> AVAILABLE DATA
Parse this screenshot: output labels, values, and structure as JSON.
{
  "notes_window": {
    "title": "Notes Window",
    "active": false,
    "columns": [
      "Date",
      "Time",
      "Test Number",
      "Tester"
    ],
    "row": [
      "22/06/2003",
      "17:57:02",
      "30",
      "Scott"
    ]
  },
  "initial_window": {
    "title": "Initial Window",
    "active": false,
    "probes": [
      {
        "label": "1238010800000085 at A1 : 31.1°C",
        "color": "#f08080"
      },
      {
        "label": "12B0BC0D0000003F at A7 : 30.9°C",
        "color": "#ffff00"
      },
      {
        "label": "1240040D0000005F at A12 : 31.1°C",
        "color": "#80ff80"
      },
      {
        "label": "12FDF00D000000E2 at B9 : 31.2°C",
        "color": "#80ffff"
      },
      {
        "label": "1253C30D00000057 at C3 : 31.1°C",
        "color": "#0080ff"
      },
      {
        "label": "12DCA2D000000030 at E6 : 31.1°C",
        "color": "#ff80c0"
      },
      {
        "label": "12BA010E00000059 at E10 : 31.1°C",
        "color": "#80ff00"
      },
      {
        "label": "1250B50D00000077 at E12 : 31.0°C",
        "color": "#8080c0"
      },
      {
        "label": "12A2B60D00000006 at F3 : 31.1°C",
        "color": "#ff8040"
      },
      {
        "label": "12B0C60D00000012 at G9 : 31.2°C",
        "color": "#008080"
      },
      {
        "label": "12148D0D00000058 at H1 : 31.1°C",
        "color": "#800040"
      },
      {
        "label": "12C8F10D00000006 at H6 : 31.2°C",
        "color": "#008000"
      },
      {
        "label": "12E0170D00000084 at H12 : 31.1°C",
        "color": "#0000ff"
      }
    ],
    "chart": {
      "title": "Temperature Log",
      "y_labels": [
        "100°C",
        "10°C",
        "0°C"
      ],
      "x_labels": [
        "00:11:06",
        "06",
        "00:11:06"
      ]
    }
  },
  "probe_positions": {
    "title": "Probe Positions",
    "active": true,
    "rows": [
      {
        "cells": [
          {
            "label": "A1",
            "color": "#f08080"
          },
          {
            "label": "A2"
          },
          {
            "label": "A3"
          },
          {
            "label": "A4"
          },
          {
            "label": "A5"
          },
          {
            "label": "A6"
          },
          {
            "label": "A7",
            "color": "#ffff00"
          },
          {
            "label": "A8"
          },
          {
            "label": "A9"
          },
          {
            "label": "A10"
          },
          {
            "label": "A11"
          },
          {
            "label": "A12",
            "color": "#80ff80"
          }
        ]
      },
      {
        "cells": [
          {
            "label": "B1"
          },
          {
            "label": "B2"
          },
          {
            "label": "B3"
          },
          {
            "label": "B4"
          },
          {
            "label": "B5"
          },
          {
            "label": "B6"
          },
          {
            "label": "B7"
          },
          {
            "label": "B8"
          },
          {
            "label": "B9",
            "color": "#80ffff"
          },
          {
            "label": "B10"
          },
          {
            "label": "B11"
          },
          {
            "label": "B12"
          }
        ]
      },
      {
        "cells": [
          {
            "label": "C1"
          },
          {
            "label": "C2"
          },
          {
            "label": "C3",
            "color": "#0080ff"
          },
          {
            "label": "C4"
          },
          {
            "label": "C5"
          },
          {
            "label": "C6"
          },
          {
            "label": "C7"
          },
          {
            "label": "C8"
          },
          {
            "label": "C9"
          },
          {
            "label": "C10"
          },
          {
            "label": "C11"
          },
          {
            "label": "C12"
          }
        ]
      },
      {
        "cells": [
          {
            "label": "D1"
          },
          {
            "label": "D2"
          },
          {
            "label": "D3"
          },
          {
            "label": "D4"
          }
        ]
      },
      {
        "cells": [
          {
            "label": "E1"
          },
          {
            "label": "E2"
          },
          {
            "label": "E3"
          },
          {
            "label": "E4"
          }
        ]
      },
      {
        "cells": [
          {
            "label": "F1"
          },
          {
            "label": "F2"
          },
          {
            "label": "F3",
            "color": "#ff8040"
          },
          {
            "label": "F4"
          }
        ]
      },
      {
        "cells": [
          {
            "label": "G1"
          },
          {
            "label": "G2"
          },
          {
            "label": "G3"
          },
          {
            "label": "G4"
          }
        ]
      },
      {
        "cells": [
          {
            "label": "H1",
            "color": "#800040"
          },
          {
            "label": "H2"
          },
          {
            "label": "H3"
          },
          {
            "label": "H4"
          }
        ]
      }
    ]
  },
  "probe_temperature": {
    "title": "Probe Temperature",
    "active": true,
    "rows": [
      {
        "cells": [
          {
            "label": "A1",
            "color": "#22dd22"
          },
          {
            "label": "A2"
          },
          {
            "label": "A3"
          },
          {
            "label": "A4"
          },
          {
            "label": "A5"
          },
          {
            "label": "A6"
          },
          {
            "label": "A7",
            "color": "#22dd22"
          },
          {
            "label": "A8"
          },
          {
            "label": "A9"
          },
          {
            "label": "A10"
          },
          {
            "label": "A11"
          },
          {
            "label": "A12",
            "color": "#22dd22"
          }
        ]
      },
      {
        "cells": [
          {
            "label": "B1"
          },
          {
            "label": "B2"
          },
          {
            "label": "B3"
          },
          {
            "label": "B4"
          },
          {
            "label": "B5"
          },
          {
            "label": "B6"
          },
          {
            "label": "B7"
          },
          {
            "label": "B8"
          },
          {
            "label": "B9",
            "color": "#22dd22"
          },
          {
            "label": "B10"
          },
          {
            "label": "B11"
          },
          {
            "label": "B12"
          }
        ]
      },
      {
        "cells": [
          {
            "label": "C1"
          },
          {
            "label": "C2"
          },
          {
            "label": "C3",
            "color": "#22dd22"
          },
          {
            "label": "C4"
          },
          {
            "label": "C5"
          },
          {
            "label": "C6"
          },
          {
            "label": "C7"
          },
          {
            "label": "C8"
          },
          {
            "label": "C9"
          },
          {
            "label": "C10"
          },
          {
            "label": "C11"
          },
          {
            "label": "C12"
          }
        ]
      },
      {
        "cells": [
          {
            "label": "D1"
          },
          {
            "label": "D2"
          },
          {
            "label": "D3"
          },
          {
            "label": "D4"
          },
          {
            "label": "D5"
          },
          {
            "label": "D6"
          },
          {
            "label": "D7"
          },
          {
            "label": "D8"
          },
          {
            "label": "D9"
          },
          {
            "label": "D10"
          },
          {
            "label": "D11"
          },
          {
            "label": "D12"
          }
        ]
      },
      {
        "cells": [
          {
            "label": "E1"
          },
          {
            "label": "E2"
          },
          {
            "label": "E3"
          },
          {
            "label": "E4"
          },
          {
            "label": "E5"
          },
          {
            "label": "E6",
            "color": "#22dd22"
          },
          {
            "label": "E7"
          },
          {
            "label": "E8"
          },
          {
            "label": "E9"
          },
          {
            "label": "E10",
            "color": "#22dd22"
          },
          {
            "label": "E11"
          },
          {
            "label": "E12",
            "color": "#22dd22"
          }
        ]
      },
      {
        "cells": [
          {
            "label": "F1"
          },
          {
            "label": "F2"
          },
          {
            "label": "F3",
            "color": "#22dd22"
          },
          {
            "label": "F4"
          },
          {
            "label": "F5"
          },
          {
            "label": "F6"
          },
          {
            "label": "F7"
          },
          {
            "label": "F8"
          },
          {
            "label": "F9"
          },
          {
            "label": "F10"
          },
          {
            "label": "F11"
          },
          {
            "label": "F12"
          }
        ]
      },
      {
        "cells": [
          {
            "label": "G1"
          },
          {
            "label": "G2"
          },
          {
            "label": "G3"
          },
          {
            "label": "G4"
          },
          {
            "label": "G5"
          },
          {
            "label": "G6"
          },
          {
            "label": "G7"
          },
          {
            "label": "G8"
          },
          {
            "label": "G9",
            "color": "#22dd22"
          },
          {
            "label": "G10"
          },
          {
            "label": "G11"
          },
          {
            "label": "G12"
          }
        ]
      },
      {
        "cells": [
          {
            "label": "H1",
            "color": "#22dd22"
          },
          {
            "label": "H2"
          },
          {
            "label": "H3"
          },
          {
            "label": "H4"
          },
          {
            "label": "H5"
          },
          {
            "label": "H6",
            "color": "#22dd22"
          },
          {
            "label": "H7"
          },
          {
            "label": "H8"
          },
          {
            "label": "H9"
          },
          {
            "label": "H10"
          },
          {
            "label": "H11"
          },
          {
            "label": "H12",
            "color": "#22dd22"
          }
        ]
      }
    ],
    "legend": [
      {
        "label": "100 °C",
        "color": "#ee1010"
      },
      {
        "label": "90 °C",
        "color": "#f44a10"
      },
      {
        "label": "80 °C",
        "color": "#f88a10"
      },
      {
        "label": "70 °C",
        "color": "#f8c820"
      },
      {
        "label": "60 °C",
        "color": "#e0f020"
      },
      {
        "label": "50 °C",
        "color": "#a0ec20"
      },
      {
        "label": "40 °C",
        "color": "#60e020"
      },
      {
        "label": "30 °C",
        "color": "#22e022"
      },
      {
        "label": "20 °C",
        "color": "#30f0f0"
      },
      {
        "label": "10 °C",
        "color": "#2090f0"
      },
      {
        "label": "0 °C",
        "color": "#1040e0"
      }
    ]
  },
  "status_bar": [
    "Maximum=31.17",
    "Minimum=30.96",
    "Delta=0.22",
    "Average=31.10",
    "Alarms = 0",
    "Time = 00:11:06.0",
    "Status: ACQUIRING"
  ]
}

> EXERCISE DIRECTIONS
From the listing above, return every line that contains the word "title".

> ANSWER FOR THE TASK
    "title": "Notes Window",
    "title": "Initial Window",
      "title": "Temperature Log",
    "title": "Probe Positions",
    "title": "Probe Temperature",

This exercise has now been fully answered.